#### [WORK ORDER]
What lines of the data hold the string "автора"? Copy them all.

Component data from apps and pages
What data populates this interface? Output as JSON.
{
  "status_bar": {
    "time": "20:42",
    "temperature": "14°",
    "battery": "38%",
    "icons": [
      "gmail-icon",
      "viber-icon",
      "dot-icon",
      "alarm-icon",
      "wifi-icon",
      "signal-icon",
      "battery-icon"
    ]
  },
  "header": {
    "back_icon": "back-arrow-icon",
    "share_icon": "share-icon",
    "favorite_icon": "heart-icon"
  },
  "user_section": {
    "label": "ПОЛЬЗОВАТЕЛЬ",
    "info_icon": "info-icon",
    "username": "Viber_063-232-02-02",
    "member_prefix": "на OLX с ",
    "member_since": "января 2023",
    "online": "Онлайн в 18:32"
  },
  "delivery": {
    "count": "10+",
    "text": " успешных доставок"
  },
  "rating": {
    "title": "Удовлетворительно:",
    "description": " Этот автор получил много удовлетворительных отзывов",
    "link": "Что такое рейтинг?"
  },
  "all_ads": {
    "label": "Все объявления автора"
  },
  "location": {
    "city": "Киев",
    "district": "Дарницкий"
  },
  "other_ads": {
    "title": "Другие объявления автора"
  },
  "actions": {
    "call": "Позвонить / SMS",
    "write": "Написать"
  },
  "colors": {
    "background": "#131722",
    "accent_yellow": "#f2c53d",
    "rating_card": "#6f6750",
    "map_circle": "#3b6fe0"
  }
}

#### [WORKED SOLUTION]
    "label": "Все объявления автора"
    "title": "Другие объявления автора"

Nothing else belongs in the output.